→ **THE TASK**: Search the records for the string "Adobe" and return each line that has it.

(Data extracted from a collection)
BEGIN
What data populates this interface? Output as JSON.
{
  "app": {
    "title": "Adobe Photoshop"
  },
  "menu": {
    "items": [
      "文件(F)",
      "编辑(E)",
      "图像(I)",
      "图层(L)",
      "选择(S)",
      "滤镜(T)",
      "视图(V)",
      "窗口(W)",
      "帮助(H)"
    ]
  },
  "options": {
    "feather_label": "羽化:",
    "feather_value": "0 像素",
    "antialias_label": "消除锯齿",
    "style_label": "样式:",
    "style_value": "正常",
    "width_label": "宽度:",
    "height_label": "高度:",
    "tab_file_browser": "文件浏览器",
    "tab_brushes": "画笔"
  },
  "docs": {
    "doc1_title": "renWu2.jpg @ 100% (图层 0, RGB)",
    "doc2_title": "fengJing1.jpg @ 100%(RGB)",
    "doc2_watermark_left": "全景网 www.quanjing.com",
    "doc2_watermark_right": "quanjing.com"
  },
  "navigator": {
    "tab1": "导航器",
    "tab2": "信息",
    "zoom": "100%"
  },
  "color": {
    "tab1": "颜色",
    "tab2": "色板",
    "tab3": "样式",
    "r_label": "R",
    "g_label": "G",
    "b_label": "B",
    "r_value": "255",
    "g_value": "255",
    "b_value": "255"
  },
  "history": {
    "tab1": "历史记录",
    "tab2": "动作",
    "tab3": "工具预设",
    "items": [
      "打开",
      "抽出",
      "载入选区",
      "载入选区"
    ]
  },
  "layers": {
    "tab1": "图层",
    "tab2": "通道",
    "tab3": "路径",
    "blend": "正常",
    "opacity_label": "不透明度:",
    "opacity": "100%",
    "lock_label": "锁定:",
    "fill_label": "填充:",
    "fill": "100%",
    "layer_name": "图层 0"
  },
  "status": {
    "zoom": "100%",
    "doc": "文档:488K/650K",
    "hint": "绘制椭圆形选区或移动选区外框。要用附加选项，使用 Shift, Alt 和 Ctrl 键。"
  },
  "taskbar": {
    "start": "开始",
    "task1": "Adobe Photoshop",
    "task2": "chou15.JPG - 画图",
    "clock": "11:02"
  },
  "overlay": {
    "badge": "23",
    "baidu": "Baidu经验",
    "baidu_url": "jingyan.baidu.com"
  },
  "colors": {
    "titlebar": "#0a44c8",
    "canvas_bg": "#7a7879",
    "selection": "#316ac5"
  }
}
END
→ **EXERCISE SOLUTION**:
    "title": "Adobe Photoshop"
    "task1": "Adobe Photoshop",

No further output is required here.